A new assist and slipper clutch has also been added and uses two types of cams (an assist cam and a slipper cam), offering two new functions not available on a standard clutch. When the engine is operating at normal rpm the assist cam functions as a self-servo mechanism, pulling the clutch hub and operating plate together to compress the clutch plates. This allows the total clutch spring load to be reduced, resulting in a lighter clutch lever pull when operating the clutch.
When excessive engine braking occurs – as a result of quick downshifts (or an accidental downshift) – the slipper cam comes into play, forcing the clutch hub and operating plate apart. This relieves pressure on the clutch plates to reduce back-torque and help prevent the rear tyre from hopping and skidding.
The chassis has also been an area of intense focus with the development of the Z650L, with the combination of 790mm seat height and slim chassis making for an easy reach to the ground.
One of the key components is the all-new frame which weighs only 15kg and contributes significantly to the bike’s light, nimble handling. The lines of the frame were made as straight as possible, and when bends were necessary their angles were made as small as possible, resulting in a design that disperses stress extremely well
The rigid-mount engine is a stressed member, contributing to the frame’s idealised rigidity balance. Even the footpeg stays are used as stressed members, further contributing to the frame’s rigidity and light weight. With the swingarm, similar to the frame, the line from the pivot to rear axle was made as straight as possible. The lightweight design of swingarm at 4.8kg also contributes to the bike’s light, natural handling.
41mm telescopic non-adjustable forks handle suspension duties up front and a horizontal Back-link rear suspension offers a progressive character with preload adjustability. The rear suspension positions the shock unit and linkage above the swingarm for mass centralisationand to ensure operation is not affected by heat.
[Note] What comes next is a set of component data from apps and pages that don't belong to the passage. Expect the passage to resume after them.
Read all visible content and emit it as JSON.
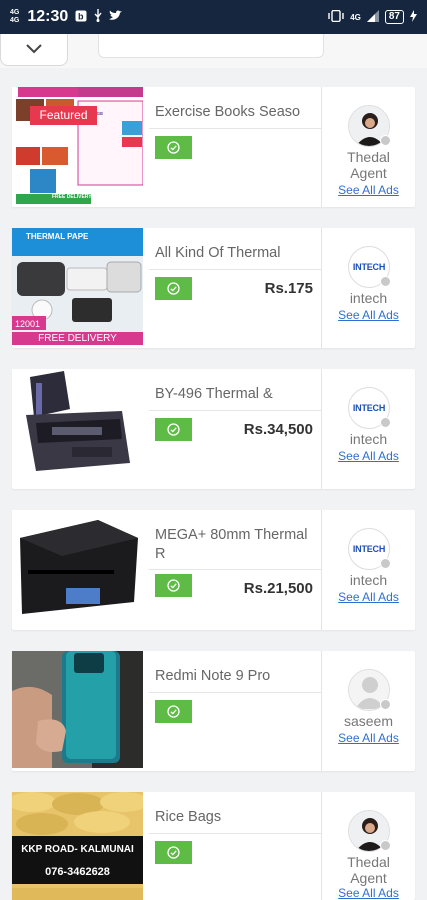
{
  "status_bar": {
    "network": [
      "4G",
      "4G"
    ],
    "time": "12:30",
    "icons": [
      "notification-b-icon",
      "usb-icon",
      "twitter-icon"
    ],
    "right_network": "4G",
    "battery": "87"
  },
  "listings": [
    {
      "title": "Exercise Books Seaso",
      "featured_label": "Featured",
      "price": "",
      "seller": "Thedal Agent",
      "see_all": "See All Ads",
      "thumb_texts": [
        "200 PAGE",
        "FREE DELIVERY"
      ]
    },
    {
      "title": "All Kind Of Thermal",
      "price": "Rs.175",
      "seller": "intech",
      "see_all": "See All Ads",
      "thumb_texts": [
        "THERMAL PAPE",
        "12001",
        "FREE DELIVERY"
      ]
    },
    {
      "title": "BY-496 Thermal &",
      "price": "Rs.34,500",
      "seller": "intech",
      "see_all": "See All Ads"
    },
    {
      "title": "MEGA+ 80mm Thermal R",
      "price": "Rs.21,500",
      "seller": "intech",
      "see_all": "See All Ads"
    },
    {
      "title": "Redmi Note 9 Pro",
      "price": "",
      "seller": "saseem",
      "see_all": "See All Ads"
    },
    {
      "title": "Rice Bags",
      "price": "",
      "seller": "Thedal Agent",
      "see_all": "See All Ads",
      "thumb_texts": [
        "KKP ROAD- KALMUNAI",
        "076-3462628"
      ]
    }
  ],
  "intech_logo_text": "INTECH",
  "colors": {
    "status_bar": "#16263f",
    "badge": "#5dbb46",
    "link": "#2f6fd0",
    "featured": "#e8384f"
  }
}
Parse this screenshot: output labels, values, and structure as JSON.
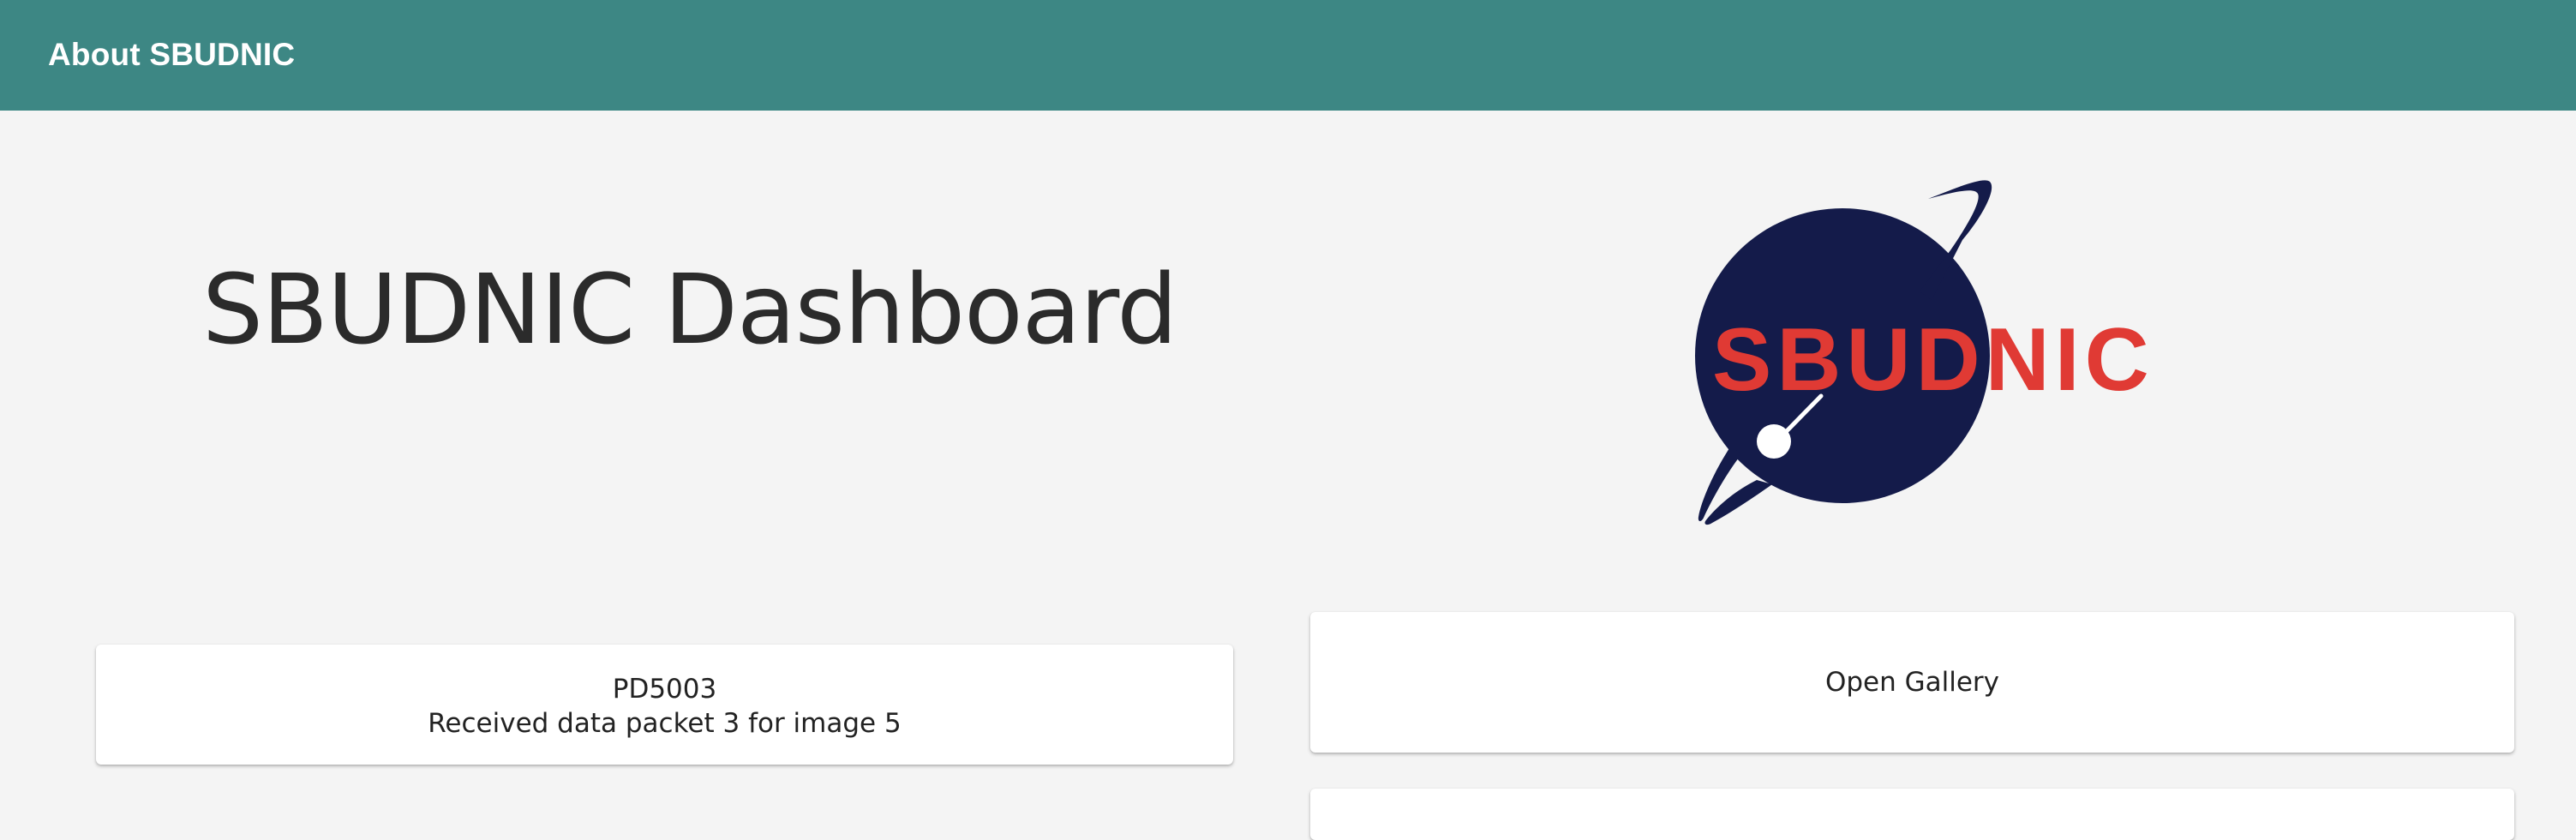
{
  "header": {
    "title": "About SBUDNIC"
  },
  "main": {
    "title": "SBUDNIC Dashboard",
    "logo": {
      "text": "SBUDNIC",
      "colors": {
        "planet": "#141b4a",
        "text": "#e03a34"
      }
    },
    "status_card": {
      "code": "PD5003",
      "message": "Received data packet 3 for image 5"
    },
    "gallery_button": {
      "label": "Open Gallery"
    }
  },
  "colors": {
    "header_bg": "#3d8784",
    "page_bg": "#f4f4f4",
    "card_bg": "#ffffff",
    "title_text": "#2b2b2b"
  }
}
Dual 300mm front petal disc brakes and a 220mm rear deliver plenty of braking power while contributing to the bike’s sporty image. Dual-piston front calipers, master cylinder and brake pads offer controllable braking performance. A Bosch 9.1M ABS is also standard fitment on Australian models.
Both clutch and brake levers are five-way adjustable, able to accommodate a variety of hand sizes for increased comfort. Star-pattern five-spoke wheels contribute to light weight, while their high rigidity benefits handling
The stacked instrument cluster features a large analogue-style tachometer with a gear position indicator at its centre, sitting atop a multi-function LCD screen.
Other features include an LED taillight, which lights up in an “Z” pattern, luggage hooks built into the passenger footpeg stays, providing convenient tie-down points, and an inner fender that incorporates part of the chain guard to help keep the underside of the tail cowl clean and contributes to the aggressive Z styling.
2017 Kawasaki Z650L Specifications
Price: $9,699 + ORC
Warranty: Two-year, unlimited kilometre
Colours: Pearl Flat Stardust White; Metallic Flat Spark Black
Claimed power: 37.8kW[51hp]@8000rpm
Claimed torque: 59Nm@6500rpm
Wet weight: 186kg
Fuel capacity: 15L
Engine: Liquid-cooled, four-stroke, DOHC, eight-valve, parallel-twin, 649cc, 83 x 60mm, 10.8:1 compression, dual 36mm Keihin throttle-bodies
Clutch: Wet, multi-disc, assist and slipper
Chassis: Trellis high-tensile steel, Rake: 24°, Trail: 100mm
Suspension: 41mm telescopic front forks, offset laydown single-shock, preload adjustable
Brakes: ABS, dual semi-floating 300mm front petal rotors, two-piston calipers, single 220mm rear petal rotor, single-piston caliper
Wheels & Tyres: 120/70 ZR17 (58W), 160/60 ZR17 (69W)
Seat height: 790mm
Overall height: 1080mm
Overall width: 775mm
Overall length: 2065mm
Instruments: Digital multi-function LCD display